From the news desk

Parliament’s executive managers get millions in back pay

Share this article

Parliament’s executive managers have received more than R2-million in salary increases backdated to April last year – raising the ire of staff who say their bosses had previously agreed to forfeit such hikes because there was no money.

Last week 18 of parliament’s division managers, who earn between R1.5-million and R1.8-million a year, each took home at least R100,000 in back pay.

The managers, who run administrative and other functions for the legislature, have been demanding the increases since the beginning of the year.

Last year they agreed to forego the increases as part of measures to persuade ordinary staff and the National Health Education and Allied Workers’ Union to accept lower pay hikes.

But the managers pocketed the payout last week after persuading National Assembly Speaker Baleka Mbete and National Council of Provinces chairwoman Thandi Modise that funds were now available in parliament’s salary budget owing to resignations and vacancies that had not been filled.

In a memo to Mbete and Modise from acting secretary to parliament Baby Tyawa, which the Sunday Times has seen, parliament’s top brass argued that they had not had a salary increase for the past three years.

Tyawa said this had led to “low morale among senior managers”, partly because some were now earning the same as their subordinates.

They also argued that they were feeling the pinch of new tax laws introduced last year, which had pushed them into higher tax brackets, while most of them were “running two households, one in Cape Town and the other in their home province”.

The memo said: “The decision not to increase their salaries therefore meant that the senior managers found themselves in a worse financial position than they were a year ago.”

Disang Mocumi, a Nehawu official in parliament, declined to comment.

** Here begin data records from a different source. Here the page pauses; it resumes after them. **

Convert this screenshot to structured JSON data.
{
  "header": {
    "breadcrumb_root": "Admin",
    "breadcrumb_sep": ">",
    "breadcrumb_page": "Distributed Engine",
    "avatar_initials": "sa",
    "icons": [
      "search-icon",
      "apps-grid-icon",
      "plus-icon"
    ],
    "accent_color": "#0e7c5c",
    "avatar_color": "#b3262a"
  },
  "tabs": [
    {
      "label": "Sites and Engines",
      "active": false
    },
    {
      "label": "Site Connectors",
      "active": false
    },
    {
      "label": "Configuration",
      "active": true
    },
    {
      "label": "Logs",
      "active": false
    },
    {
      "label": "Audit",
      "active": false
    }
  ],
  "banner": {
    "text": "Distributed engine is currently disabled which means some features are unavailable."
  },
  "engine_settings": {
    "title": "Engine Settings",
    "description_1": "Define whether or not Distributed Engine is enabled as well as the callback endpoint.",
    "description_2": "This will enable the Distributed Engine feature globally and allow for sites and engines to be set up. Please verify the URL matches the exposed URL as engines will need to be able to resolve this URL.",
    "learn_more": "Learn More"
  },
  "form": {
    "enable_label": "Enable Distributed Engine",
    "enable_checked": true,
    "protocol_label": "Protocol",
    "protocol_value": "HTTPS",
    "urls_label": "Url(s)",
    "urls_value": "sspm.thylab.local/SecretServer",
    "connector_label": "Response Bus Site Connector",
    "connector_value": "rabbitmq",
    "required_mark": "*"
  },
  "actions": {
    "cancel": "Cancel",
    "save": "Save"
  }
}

Disgruntled staff said the payout last week amounted to managers reneging on their agreement last year, but parliament’s spokesman, Moloto Mothapo, rejected this view.

He said the understanding had always been that the increases would kick in as soon as additional money was found in the budget.

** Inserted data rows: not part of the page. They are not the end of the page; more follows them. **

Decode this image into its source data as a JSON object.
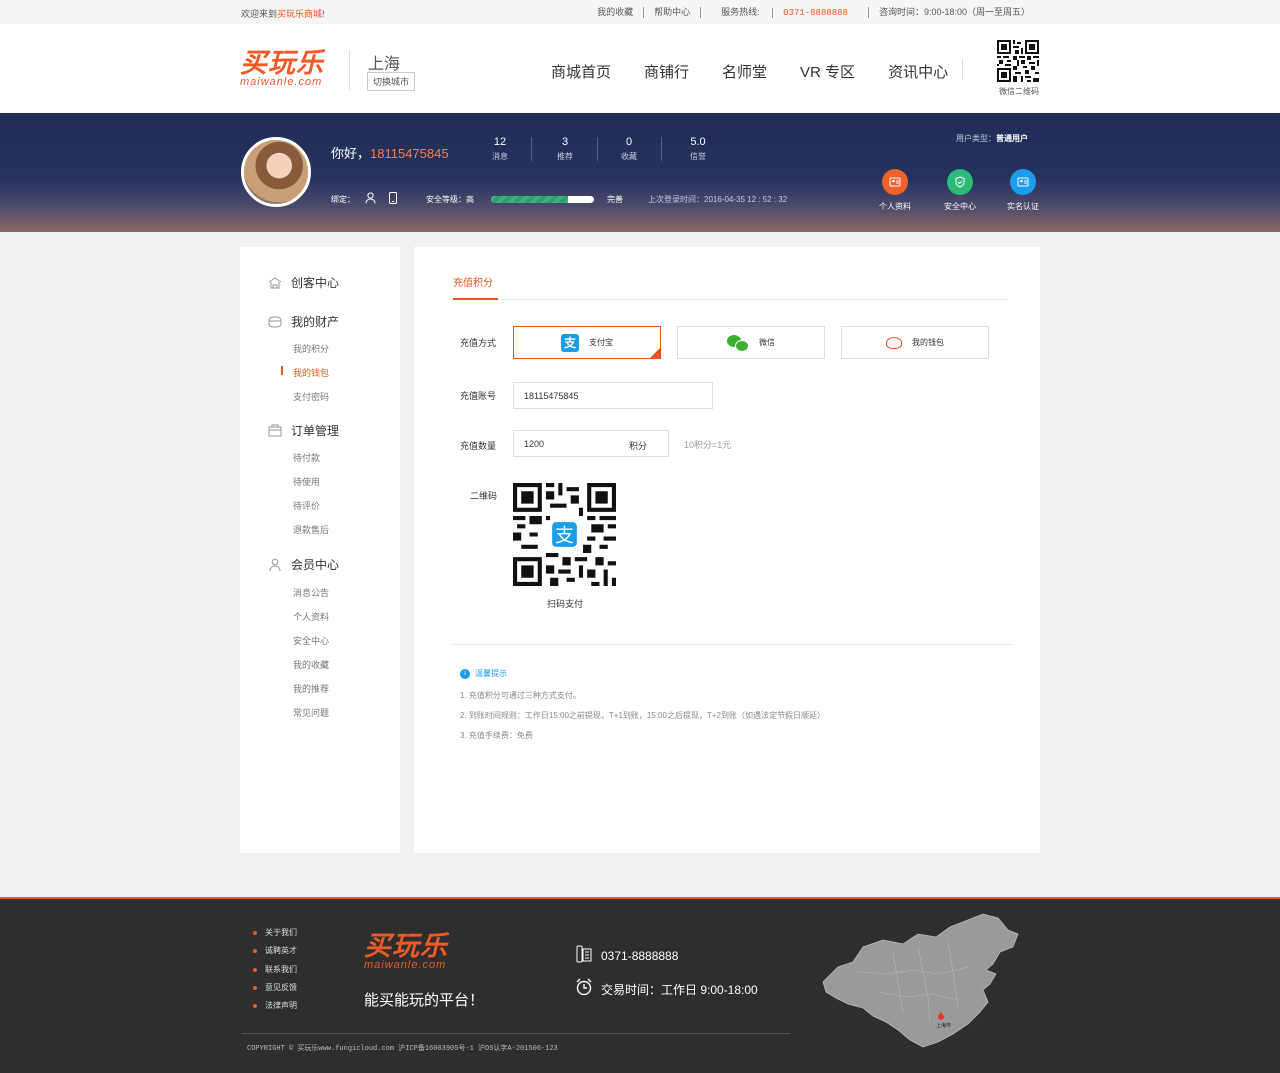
{
  "topbar": {
    "welcome_prefix": "欢迎来到",
    "welcome_brand": "买玩乐商城",
    "welcome_suffix": "!",
    "favorites": "我的收藏",
    "help": "帮助中心",
    "hotline_label": "服务热线:",
    "hotline": "0371-8888888",
    "hours": "咨询时间：9:00-18:00（周一至周五）"
  },
  "header": {
    "logo_cn": "买玩乐",
    "logo_en": "maiwanle.com",
    "city": "上海",
    "switch_city": "切换城市",
    "nav": [
      "商城首页",
      "商铺行",
      "名师堂",
      "VR 专区",
      "资讯中心"
    ],
    "qr_label": "微信二维码"
  },
  "profile": {
    "greeting": "你好，",
    "phone": "18115475845",
    "stats": [
      {
        "value": "12",
        "label": "消息"
      },
      {
        "value": "3",
        "label": "推荐"
      },
      {
        "value": "0",
        "label": "收藏"
      },
      {
        "value": "5.0",
        "label": "信誉"
      }
    ],
    "bind_label": "绑定：",
    "security_label": "安全等级：高",
    "security_level": 0.75,
    "security_status": "完善",
    "last_login": "上次登录时间：2016-04-35 12 : 52 : 32",
    "user_type_label": "用户类型：",
    "user_type": "普通用户",
    "quick_links": [
      {
        "label": "个人资料",
        "color": "#f0612c",
        "icon": "profile-icon"
      },
      {
        "label": "安全中心",
        "color": "#2dbb7a",
        "icon": "shield-icon"
      },
      {
        "label": "实名认证",
        "color": "#1a9dec",
        "icon": "id-card-icon"
      }
    ]
  },
  "sidebar": {
    "sections": [
      {
        "title": "创客中心",
        "icon": "maker-icon",
        "items": []
      },
      {
        "title": "我的财产",
        "icon": "wallet-icon",
        "items": [
          "我的积分",
          "我的钱包",
          "支付密码"
        ]
      },
      {
        "title": "订单管理",
        "icon": "order-icon",
        "items": [
          "待付款",
          "待使用",
          "待评价",
          "退款售后"
        ]
      },
      {
        "title": "会员中心",
        "icon": "user-icon",
        "items": [
          "消息公告",
          "个人资料",
          "安全中心",
          "我的收藏",
          "我的推荐",
          "常见问题"
        ]
      }
    ],
    "active_item": "我的钱包"
  },
  "main": {
    "tab": "充值积分",
    "method_label": "充值方式",
    "methods": [
      "支付宝",
      "微信",
      "我的钱包"
    ],
    "account_label": "充值账号",
    "account_value": "18115475845",
    "amount_label": "充值数量",
    "amount_value": "1200",
    "amount_unit": "积分",
    "rate": "10积分=1元",
    "qr_label": "二维码",
    "scan_label": "扫码支付",
    "tips_title": "温馨提示",
    "tips": [
      "1. 充值积分可通过三种方式支付。",
      "2. 到账时间规则：工作日15:00之前提现，T+1到账，15:00之后提现，T+2到账（如遇法定节假日顺延）",
      "3. 充值手续费：免费"
    ]
  },
  "footer": {
    "links": [
      "关于我们",
      "诚聘英才",
      "联系我们",
      "意见反馈",
      "法律声明"
    ],
    "logo_cn": "买玩乐",
    "logo_en": "maiwanle.com",
    "slogan": "能买能玩的平台！",
    "phone": "0371-8888888",
    "hours": "交易时间：工作日 9:00-18:00",
    "copyright": "COPYRIGHT ©  买玩乐www.fungicloud.com  沪ICP备16003905号-1 沪DS认字A-201506-123",
    "map_marker": "上海市"
  },
  "colors": {
    "accent": "#e8541e",
    "banner": "#1f2d57",
    "footer": "#2e2e2e",
    "alipay": "#1a9dec",
    "wechat": "#3cb034"
  }
}
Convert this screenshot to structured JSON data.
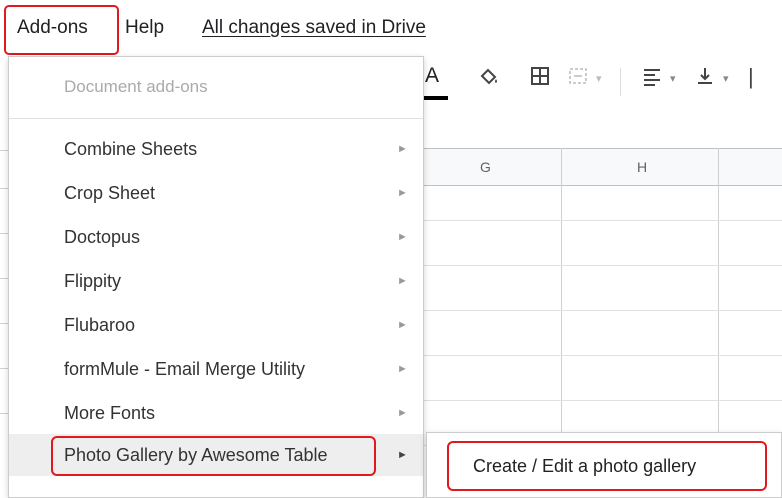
{
  "menubar": {
    "addons_label": "Add-ons",
    "help_label": "Help",
    "saved_status": "All changes saved in Drive"
  },
  "toolbar": {
    "text_color_glyph": "A",
    "fill_icon": "paint-bucket-icon",
    "borders_icon": "borders-icon",
    "merge_icon": "merge-cells-icon",
    "align_icon": "horizontal-align-icon",
    "valign_icon": "vertical-align-icon"
  },
  "grid": {
    "columns": [
      "G",
      "H"
    ]
  },
  "dropdown": {
    "heading": "Document add-ons",
    "items": [
      {
        "label": "Combine Sheets",
        "arrow": "►"
      },
      {
        "label": "Crop Sheet",
        "arrow": "►"
      },
      {
        "label": "Doctopus",
        "arrow": "►"
      },
      {
        "label": "Flippity",
        "arrow": "►"
      },
      {
        "label": "Flubaroo",
        "arrow": "►"
      },
      {
        "label": "formMule - Email Merge Utility",
        "arrow": "►"
      },
      {
        "label": "More Fonts",
        "arrow": "►"
      },
      {
        "label": "Photo Gallery by Awesome Table",
        "arrow": "►"
      }
    ]
  },
  "submenu": {
    "items": [
      {
        "label": "Create / Edit a photo gallery"
      }
    ]
  },
  "colors": {
    "highlight_red": "#e0191f",
    "hover_gray": "#eeeeee"
  }
}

“There was no change of position. It was part of the plan that in the event of the National Treasury allocating additional amounts towards compensation of employees, the salary increases would be paid.”

He said that as employees of parliament, senior managers were entitled to annual cost-of-living salary adjustments. “This is not outside the norm.”

One unhappy staff member lower down the hierarchy, who did not want to be named for fear of reprisals, said the back pay “essentially amounts to a windfall for them because last year they said they are forfeiting the increase”.

The staffer added: “So clearly they’ve reneged on that undertaking. So this means us as staff, we won’t be compromising on anything in this year’s negotiation.”

One of the managers, who also asked not be named, said it was misleading for people to suggest they did not deserve the increases because they were highly paid.

“There’s no windfall here. People are trying to tarnish our image so that political parties can describe us as greedy.

[Source: Times Live]
Share this article
WhatsApp WhatsApp us
Wait a sec, saving restore vars.